One of the unique aspects of this exhibition was its exploration of the digital experience surrounding war in an era marked by collective struggles. In a world where information is selectively favoured or silenced by algorithms, Kazandjian used her personal Instagram captions to bring attention to the attacks on her community. These captions, though shadow-banned from the feed, were shared urgently alongside her artwork, creating a powerful contrast that underscored the ongoing tragedy.

Kazandjian’s journey as an artist has been deeply intertwined with her Armenian heritage. Born and raised in Toronto, she now resides in Berlin, where her colorful modern designs draw inspiration from her roots, incorporating elements such as pomegranates, sacred mountains, and traditional Armenian motifs. Through her work, she explores themes of erasure, diaspora, and homeland, connecting with her Armenian community both in Berlin and online.

Amy has a rich history of creative projects that celebrate her heritage. She has worked as the Creative and Cultural Director for “The Nightingale of a Thousand Songs” with the Canadian Children’s Opera Company, demonstrating her commitment to preserving Armenian culture even while working on diverse projects. Additionally, her illustrations have graced the covers and pages of children’s books, incorporating Armenian iconography and landscapes to provide comfort and cultural connection to Armenian children of all ages.

In “We Are Our Mountains,” Kazandjian’s artwork was a vibrant representation of the resilience and determination of the Armenian community. “What was exciting to see was that this exhibit invited non-Armenians to engage with the topic of war and the events that transpired in the last two months through the colorful themes and descriptions, making it a truly inclusive and educational experience,” she explained.

As Amy’s exhibition “We Are Our Mountains” concluded on Nov. 17, it left a lasting impact on all who had the privilege to view her artwork. It serves as a reminder of the power of art to tell stories, raise awareness, and highlight the strength of marginalized communities in the face of adversity. Kazandjian’s dedication to her Armenian heritage and her commitment to cultural preservation is evident in every brushstroke, making her an artist worth celebrating.

All photos are courtesy of Amy Kazandjian.
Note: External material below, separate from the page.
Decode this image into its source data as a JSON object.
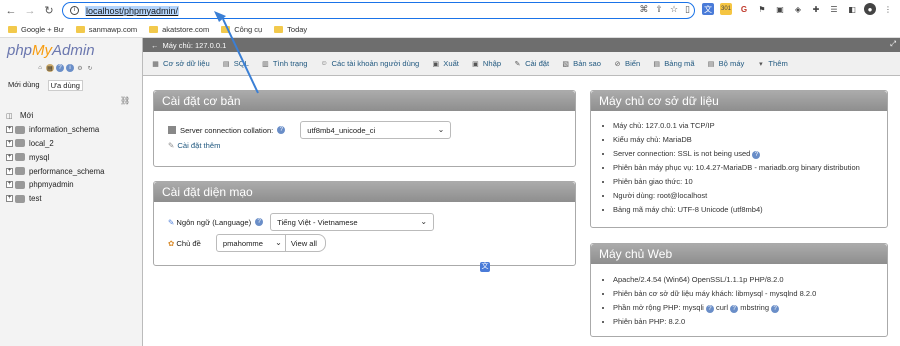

To learn more about Amy or to purchase or commission her art, visit Amy. Amy also offers an online watercolour course through the Teachable platform.